She shared that a young relative had told her that she is “nonbinary” sexually. I immediately got the drift, but I looked up the term as soon as I got home, and a whole new world was revealed. Nonbinary means that a person does not identify at all with either the male or female gender. On a site called Healthline, I was stunned to discover a total of 46 different types of sexuality. I couldn’t find the term “normal,” just “straight.” I feel anxious. The word straight sounds like mimicry. Is normal gone?

And then there are people out there who define themselves as “fluid.” These are individuals “who experience shifts in their sexuality, sexual attraction, or sexual behavior in different situations or throughout the course of their lifetime.” If you become aware of fluidity in a friend, male or female, it could be a little nerve-racking. It’s like you’d feel the need to inquire, “Uh, and how are you feeling sexually today?”

It sounds like the idea that “the opposite attracts” is moving toward extinction. In the distant future, humans might be capable of engaging sexually with any other human, all randomly sharing the same accoutrements–beards, breasts, testicles, etc., on a rather nondescript but standing body. But perhaps this would serve to protect what remains of our species from extinction. It would certainly dampen procreation.

Perhaps this evolving capacity began when a critical mass worldwide registered that there are already too many of us on the planet (currently about 7.8 billion). If so, we clearly cannot continue to grow at the current rate of 83 million a year. Short of what seems to be a pending era of homogeneous sexuality, how could procreation be dampened?

First of all, the traditional obligation of the young to get married and start a family would wane worldwide. This might result in greater feminine freedom to cultivate aptitudes beyond parenting that would benefit community. They might even institute a form of breeding more focused on enhancing “the line” as in show horses.

You’re right. I’m losing it. Time to wrap up.


The speed of change right now reminds me of underbrush rising up to choke the woods even as one walks a trail. It would be a good reason to have a man lead the way to clear as you go. Opposites do attract for good reason, in this case making the female willing to follow.

Now, of course the man would move faster alone, but he might enjoy the thought that his tight bottom is being watched from the rear. And he might anticipate a reward for his effort that–intentionally or not–would lead to a new life coming in.

It’s just really hard to figure all this out, but I’m glad I was young in the era when the survival of the species did not seem to be at risk. And maybe if all the sexes can work together to ensure that all the woods and the wildlife within remain healthy and so do we, the remaining “opposites” will ensure a future through sufficient breeding. I am at peace.

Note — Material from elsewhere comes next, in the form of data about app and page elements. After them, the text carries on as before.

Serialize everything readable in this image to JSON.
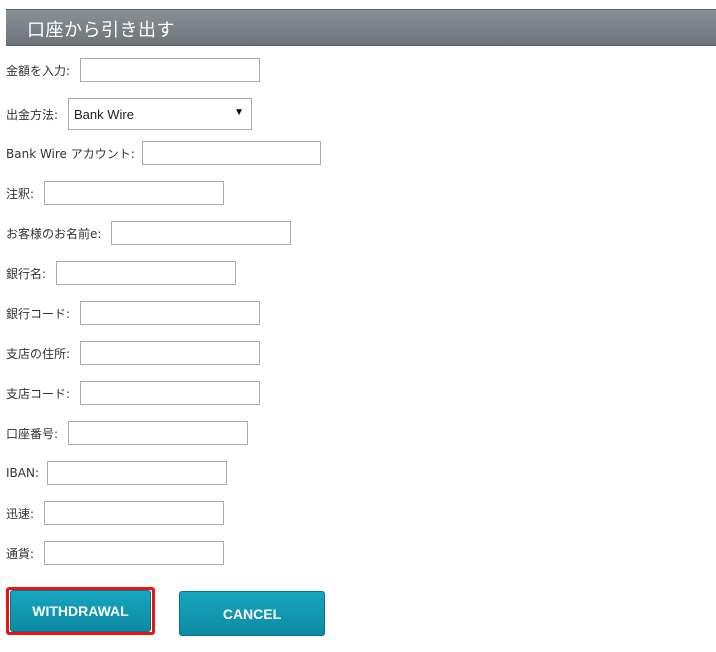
{
  "header": {
    "title": "口座から引き出す"
  },
  "form": {
    "amount_label": "金額を入力:",
    "method_label": "出金方法:",
    "method_selected": "Bank Wire",
    "account_label": "Bank Wire アカウント:",
    "notes_label": "注釈:",
    "customer_name_label": "お客様のお名前e:",
    "bank_name_label": "銀行名:",
    "bank_code_label": "銀行コード:",
    "branch_address_label": "支店の住所:",
    "branch_code_label": "支店コード:",
    "account_number_label": "口座番号:",
    "iban_label": "IBAN:",
    "swift_label": "迅速:",
    "currency_label": "通貨:"
  },
  "buttons": {
    "withdrawal": "WITHDRAWAL",
    "cancel": "CANCEL"
  },
  "colors": {
    "header_bg": "#7a8087",
    "button_bg": "#1199b3",
    "highlight": "#ee1111"
  }
}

One Response to “A Way Out of the Woods”

  1. Liz

    There is so much going on in this blog I hardly know where to begin or what to focus on. How did you manage to put so much into this piece?! Although I am a Baby Boomer (just squeaked by having been born in 1945!), I am happy that the concept of “normal” seems to be disappearing. Who the hell knows/gets to decide what normal is?! And rather than go into all the other things in this essay, I’ll just wait for one of our lunches to actually have a dialogue… In any event, thanks, as always, for putting out so many thought-provoking ideas.